Table: Summary of Allergy Types, Seasonality, Affected Areas, and Symptoms
Understanding the different types of allergies and their specific characteristics can be incredibly helpful for pet owners when seeking veterinary assistance. The table below summarizes allergies based on seasonality and areas affected, and symptoms. Considering these factors and sharing this information with your veterinarian leads to a faster and more accurate diagnosis.
|Base of tail, groin, back
|Small red bumps, rashes, intense itching
Sneezing, watery eyes, itching, red/inflamed, irritated skin, belly feet
Skin infection with red/inflamed skin, frequent scratching of face, belly, and licking of paws
Chronic ear infections, upset stomach, itchy skin
Appears similar to environmental allergies but may only manifest as ear infections, rarely gastrointestinal signs
What about skin infections?
Bacteria and yeast typically flourish secondary to an allergy. The incidence of a primary bacterial or yeast infection is extremely low and mostly seen in the severely immunocompromised. Always look for an underlying cause and avoid repeatedly using antibiotics. Although they may sometimes be indicated, not looking for an underlying cause will lead to repeated and unnecessary use. Many veterinarians are turning to topical treatments for skin allergies as bacteria become more and more resistant.
Can my pet's allergy be cured?
There is always a threshold that a pet with allergies will reach that triggers the itching. Formulating a plan of attack to lower that threshold with avoidance of allergens or calming an overactive immune system will help lower the threshold and manage, but not cure the allergy.
Underlying Endocrine Disease can contribute to dog itching

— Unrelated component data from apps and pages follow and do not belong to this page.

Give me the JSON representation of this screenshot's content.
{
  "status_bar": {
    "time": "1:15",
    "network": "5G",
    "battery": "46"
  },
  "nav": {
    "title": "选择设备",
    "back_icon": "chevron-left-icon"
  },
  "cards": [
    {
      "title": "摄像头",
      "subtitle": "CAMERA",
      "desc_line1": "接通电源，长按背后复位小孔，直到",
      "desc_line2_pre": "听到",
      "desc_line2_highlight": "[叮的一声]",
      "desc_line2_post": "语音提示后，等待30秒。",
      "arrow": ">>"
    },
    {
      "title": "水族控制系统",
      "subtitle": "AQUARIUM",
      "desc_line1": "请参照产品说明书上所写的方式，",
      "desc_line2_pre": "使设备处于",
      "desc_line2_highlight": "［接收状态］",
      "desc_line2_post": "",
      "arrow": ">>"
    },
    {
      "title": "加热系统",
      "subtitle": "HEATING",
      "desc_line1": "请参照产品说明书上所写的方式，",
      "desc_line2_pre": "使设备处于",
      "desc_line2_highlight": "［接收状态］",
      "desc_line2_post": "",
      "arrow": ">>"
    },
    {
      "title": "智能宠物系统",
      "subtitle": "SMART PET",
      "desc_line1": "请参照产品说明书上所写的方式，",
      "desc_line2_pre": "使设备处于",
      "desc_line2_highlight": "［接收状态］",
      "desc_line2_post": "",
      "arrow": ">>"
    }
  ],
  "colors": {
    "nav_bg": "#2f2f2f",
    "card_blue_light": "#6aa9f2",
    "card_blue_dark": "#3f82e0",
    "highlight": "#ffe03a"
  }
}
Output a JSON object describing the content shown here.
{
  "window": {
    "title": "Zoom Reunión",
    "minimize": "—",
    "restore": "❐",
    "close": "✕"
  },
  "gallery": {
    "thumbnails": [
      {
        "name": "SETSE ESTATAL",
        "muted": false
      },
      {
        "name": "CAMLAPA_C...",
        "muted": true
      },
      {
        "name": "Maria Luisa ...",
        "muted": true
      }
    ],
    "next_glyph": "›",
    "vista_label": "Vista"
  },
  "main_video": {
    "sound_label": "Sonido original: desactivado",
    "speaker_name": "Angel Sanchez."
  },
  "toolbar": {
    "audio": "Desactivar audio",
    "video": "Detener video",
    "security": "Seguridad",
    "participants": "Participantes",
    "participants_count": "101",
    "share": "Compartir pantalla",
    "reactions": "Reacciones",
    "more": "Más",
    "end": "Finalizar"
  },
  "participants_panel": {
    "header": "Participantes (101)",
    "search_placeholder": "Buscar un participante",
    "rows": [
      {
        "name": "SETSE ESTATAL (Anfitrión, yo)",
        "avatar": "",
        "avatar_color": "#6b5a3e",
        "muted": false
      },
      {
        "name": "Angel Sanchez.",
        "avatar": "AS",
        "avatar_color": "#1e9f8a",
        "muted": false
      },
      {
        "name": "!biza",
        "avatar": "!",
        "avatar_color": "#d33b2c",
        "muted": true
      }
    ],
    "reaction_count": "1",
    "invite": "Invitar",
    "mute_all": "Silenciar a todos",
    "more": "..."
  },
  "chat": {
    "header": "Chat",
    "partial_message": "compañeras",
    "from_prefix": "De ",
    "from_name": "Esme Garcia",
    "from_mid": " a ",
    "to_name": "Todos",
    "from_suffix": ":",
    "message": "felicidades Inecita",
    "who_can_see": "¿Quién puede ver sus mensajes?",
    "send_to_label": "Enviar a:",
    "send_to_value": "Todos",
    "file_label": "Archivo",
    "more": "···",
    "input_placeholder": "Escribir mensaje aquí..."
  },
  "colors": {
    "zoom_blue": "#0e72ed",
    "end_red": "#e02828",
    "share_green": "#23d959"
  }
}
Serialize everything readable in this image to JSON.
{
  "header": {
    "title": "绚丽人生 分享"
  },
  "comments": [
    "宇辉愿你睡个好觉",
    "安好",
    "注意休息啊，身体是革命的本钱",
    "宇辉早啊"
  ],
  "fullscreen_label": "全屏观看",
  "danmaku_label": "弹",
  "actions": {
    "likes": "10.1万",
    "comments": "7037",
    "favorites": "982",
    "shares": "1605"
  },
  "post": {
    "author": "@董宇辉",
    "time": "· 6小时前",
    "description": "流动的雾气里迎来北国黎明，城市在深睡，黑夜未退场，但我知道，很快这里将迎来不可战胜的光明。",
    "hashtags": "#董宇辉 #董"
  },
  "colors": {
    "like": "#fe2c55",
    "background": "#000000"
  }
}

The most common symptom seen in low thyroid function is skin conditions such as hair loss, and bacterial and fungal infections. There may also be weight gain, but not always.
Another endocrine problem in dogs is Cushing's disease which causes immune system suppression leading to a dog's skin being susceptible to bacterial and fungal infections.
Understanding the cause of allergies is crucial in developing the best strategy to manage them effectively. By identifying the specific allergen and its seasonality, as well as the areas of the dog's body most affected, pet owners can collaborate with their veterinarians to implement targeted interventions and decrease the inappropriate use of medications like steroids and antibiotics. With accurate diagnoses and proper treatment, pets can experience relief from their allergies, leading to improved quality of life and overall well-being. So, let's prioritize understanding the underlying causes of allergies, so we can provide our furry friends with the care they truly need.